Written By Mary Alice Hartsock
Two years ago, a breast cancer diagnosis was the last thing Arizonian Antoinette Giedzinska-Simonsneeded.
Even before her diagnosis, Antoinette, then 43, knew that raising her son, Haydn, was the only thing that kept her going.
Antoinette was married to a man who broke earlier promises to support her growing career by refusing to move to an area where she could find work. After seven months of searching for a job, she finally found one—but it took three hours a day to get there.
Then, more bad news: Antoinette found a lump in her breast, and a biopsy revealed that she had stage IIIB, triple-negative breast cancer. Because she has a PhD in clinical psychology with a focus on psycho-oncology, she understood the difficult emotions and challenges she would face.
“My first reaction was sorrow,” she says. “Getting pregnant when I was 39 was really a miracle. I couldn’t believe that God would bless me with this beautiful child and then take me away from him when he was only 4 years old.”
Antoinette made plans for a mastectomy, chemotherapy and radiation. She had extreme fatigue during the one-year course of treatment and developed painful ulcers in her mouth, throat and rectum from chemotherapy. Recovering from the treatments required constant help from family members and friends.
“My sisters have very busy lives, and I was blown away by how they stepped up to the plate and put time aside for me,” she says. “My community and friends were really there for me. They took Haydn on play dates. My best girlfriends flew to be with me, and my friendships only got stronger.”
Ending a Marriage During Treatment
Despite the help she received, Antoinette was deeply hurt by her marriage. “I put my head in the sand. That’s how I lived,” she says.
After her diagnosis, Antoinette felt that the breast cancer “became his issue. He would seek out sympathy for himself from anyone who would listen.”
The marriage did not give Antoinette the support she needed. “When I was diagnosed, I knew that living would protect Haydn, not dying; so I became empowered through the cancer to pull my head out of the sand.”
As she began her radiation treatments, Antoinette filed for divorce. It added new stress, but leaving behind her marriage took a huge weight off Antoinette’s shoulders.
“My diagnosis was a sign that I needed to start living,” she says. “The question now was, how did I want to live the rest of my life?”
Gaining control over her own life and her son’s life helped Antoinette feel less stress about cancer and treatments. “I moved into acceptance coping, which helps when you can’t [actively] cope with something, like cancer,” she says. “I became the patient. I would let my body receive the medicine and do its healing work.”
Antoinette began to allow others to pray with her. She started an open conversation with God, expressing anger when she felt overwhelmed. A move closer to her job and renewed dedication to it led to a wonderful career path at a hospital. She gets through each day by loving her child “with the deepest passion and energy I can muster.”

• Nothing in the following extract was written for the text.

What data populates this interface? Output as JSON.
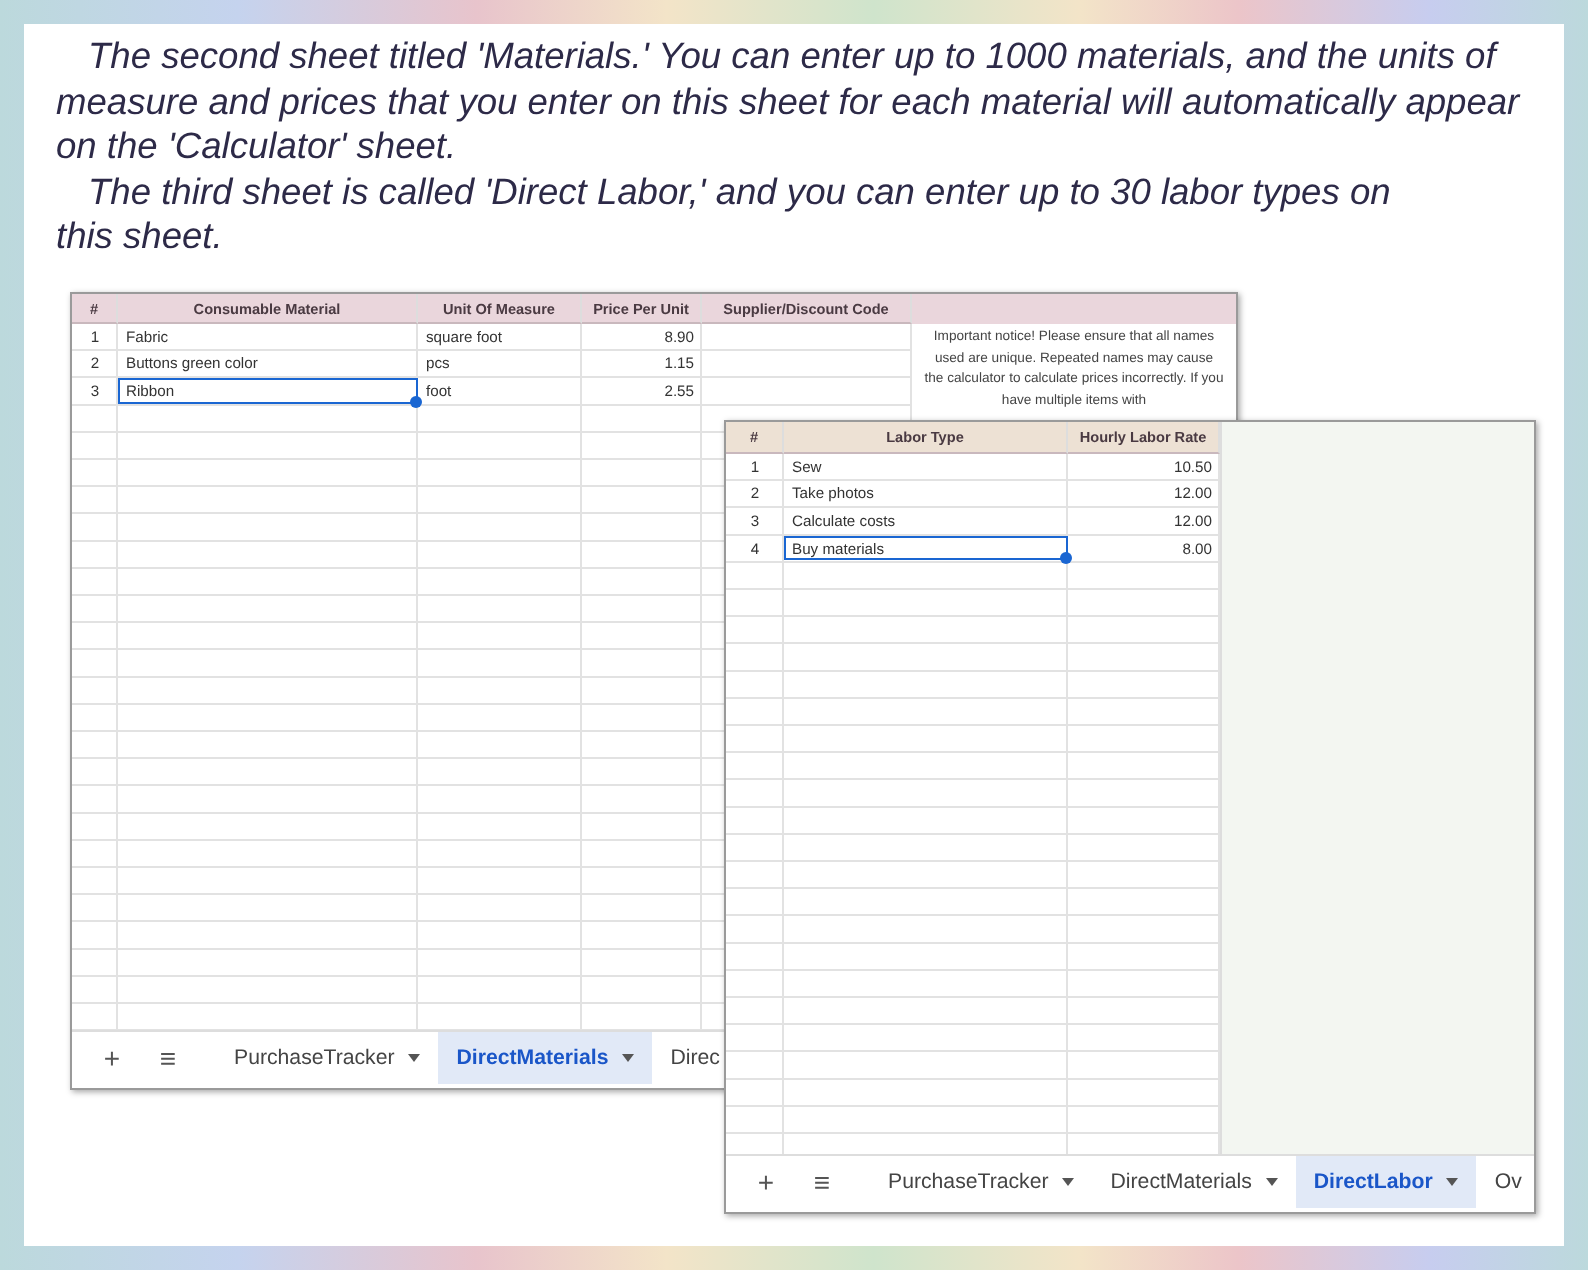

Today, she leaves dirty dishes in the sink to play Star Wars games with Haydn. She hopes her story will help other mothers understand the importance of being straightforward with children to help their healing process.
“As moms, we want to protect our children from pain or worry,” Antoinette says. “There were times during treatment when I would crawl into bed with Haydn and sing to him, and I would cry. I let him see my emotions, and the best thing about that is that it allowed him to care for me. He would pat my head or my heart and say, ‘Don’t cry, Mommy. I love you.’
“Our children are experiencing a loss of control themselves when we get sick. If we don’t allow them to care for us, we don’t allow them to gain control.”
Never Looking Back
When Antoinette finished treatment, she asked her doctor if she would have the energy and stamina to continue working full time while going through a divorce. “He told me I did and said, ‘Never look back.’”
Every few months, Antoinette has a day where she thinks, “‘Oh God, I’m going to die soon.’ Then I do my own self-therapy or pray, to remind myself that I only have today and I have to make the most of it.”
For the newly diagnosed, Antoinette says, “Know what you can and can’t control, and adjust your coping to that. Get out of your own way, and let your medical team take care of you and openly receive the help from friends and family. Healing begins when we are receptive and not resistant.”